> [Records shown]
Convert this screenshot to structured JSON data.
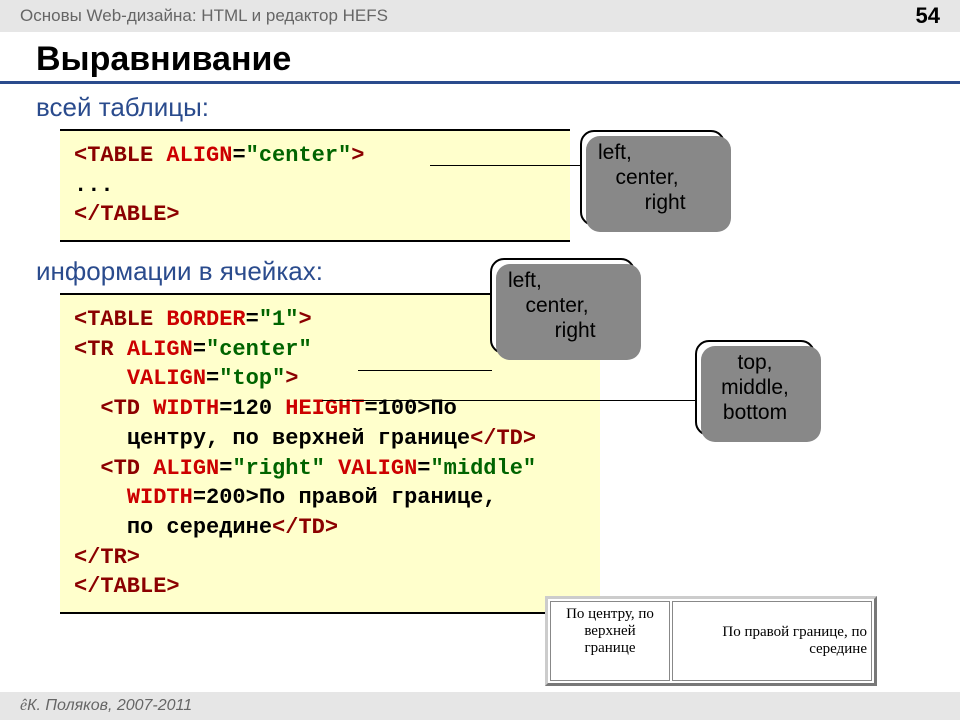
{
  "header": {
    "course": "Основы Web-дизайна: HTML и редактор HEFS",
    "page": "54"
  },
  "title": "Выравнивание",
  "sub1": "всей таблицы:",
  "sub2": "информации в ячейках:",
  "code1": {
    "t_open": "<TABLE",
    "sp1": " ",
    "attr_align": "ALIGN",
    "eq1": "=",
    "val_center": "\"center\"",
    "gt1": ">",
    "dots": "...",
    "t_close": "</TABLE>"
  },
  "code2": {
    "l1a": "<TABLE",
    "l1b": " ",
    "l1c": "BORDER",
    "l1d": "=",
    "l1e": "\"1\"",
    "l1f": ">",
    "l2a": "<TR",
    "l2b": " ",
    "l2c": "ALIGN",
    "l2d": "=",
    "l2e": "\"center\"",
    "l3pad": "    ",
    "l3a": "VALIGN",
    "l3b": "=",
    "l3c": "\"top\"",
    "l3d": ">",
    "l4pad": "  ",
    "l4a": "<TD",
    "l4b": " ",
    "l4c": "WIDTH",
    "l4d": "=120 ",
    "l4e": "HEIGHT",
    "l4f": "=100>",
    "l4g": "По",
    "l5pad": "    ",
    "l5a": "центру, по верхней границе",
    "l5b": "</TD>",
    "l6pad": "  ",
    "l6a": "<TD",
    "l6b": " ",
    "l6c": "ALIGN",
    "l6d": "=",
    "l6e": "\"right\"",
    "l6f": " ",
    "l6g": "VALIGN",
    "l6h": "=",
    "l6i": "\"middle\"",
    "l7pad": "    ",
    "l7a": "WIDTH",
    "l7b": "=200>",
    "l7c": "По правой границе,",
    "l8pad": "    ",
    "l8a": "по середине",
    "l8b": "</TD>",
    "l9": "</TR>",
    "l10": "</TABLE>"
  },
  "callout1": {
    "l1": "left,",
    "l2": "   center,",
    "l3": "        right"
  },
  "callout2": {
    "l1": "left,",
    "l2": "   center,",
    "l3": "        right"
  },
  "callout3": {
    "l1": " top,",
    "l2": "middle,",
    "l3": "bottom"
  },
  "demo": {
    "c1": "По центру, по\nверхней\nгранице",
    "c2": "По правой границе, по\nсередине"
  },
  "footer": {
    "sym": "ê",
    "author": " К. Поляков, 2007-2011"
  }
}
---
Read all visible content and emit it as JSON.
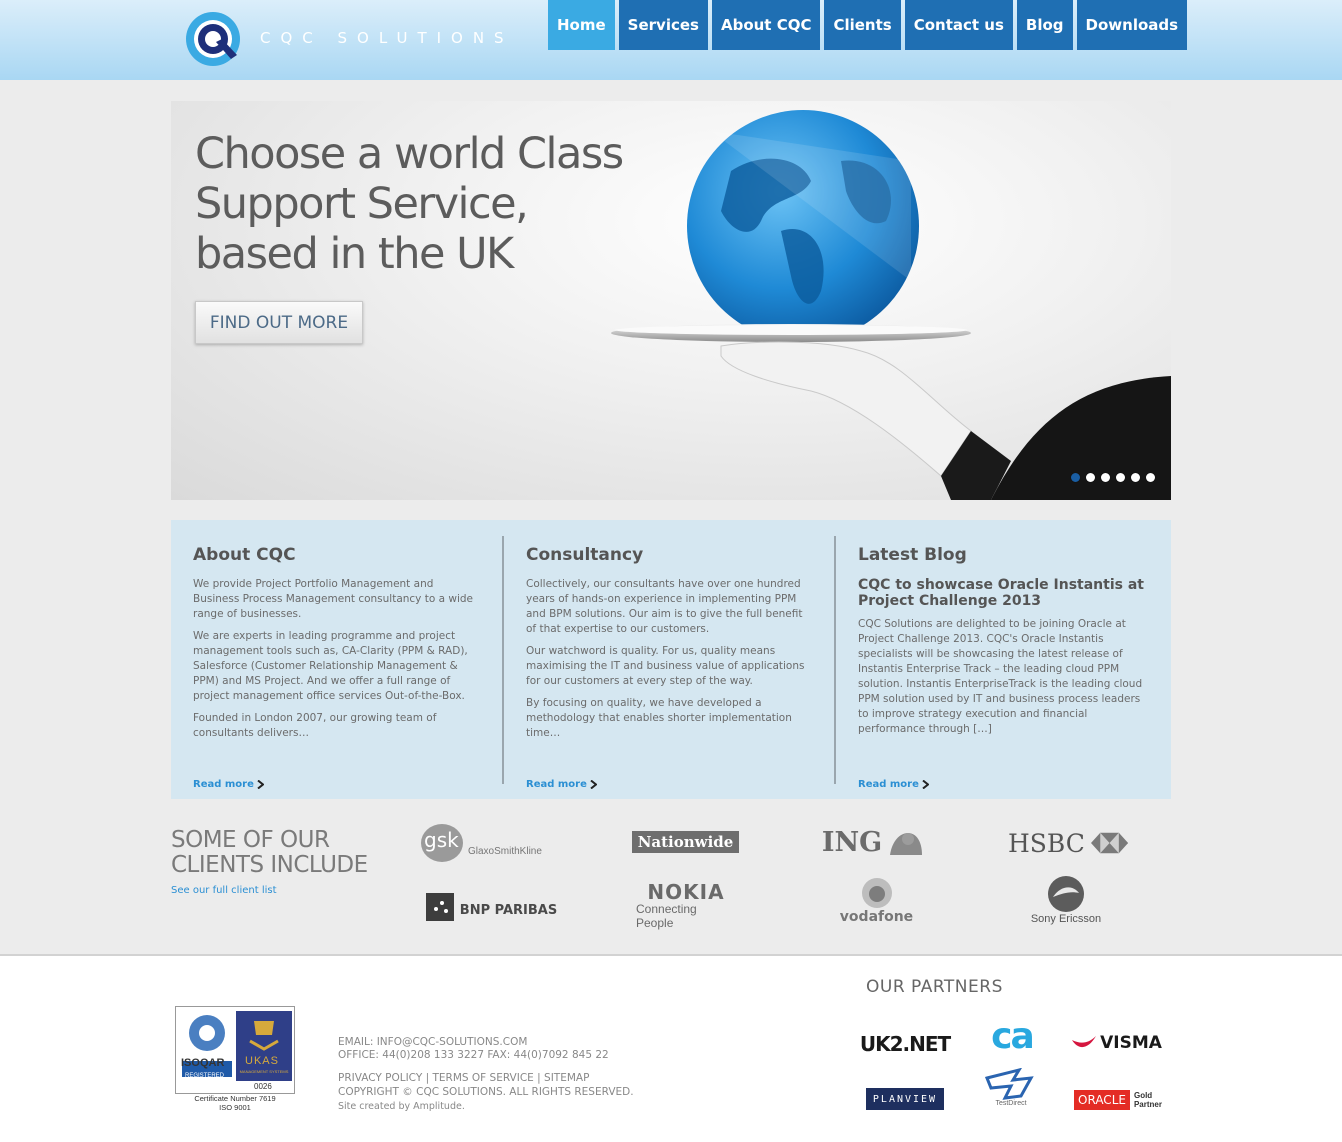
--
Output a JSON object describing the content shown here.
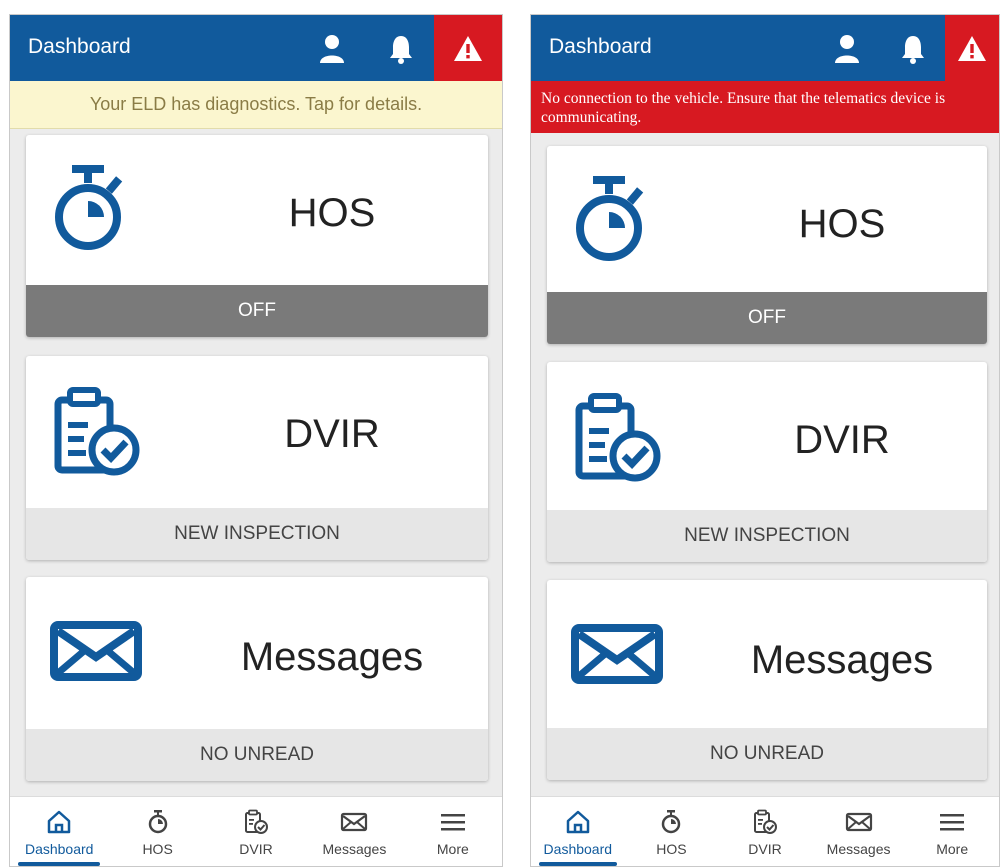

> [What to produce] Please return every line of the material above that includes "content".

> [Task response]
Read all visible content and emit it as JSON.
Output a JSON object describing the content shown here.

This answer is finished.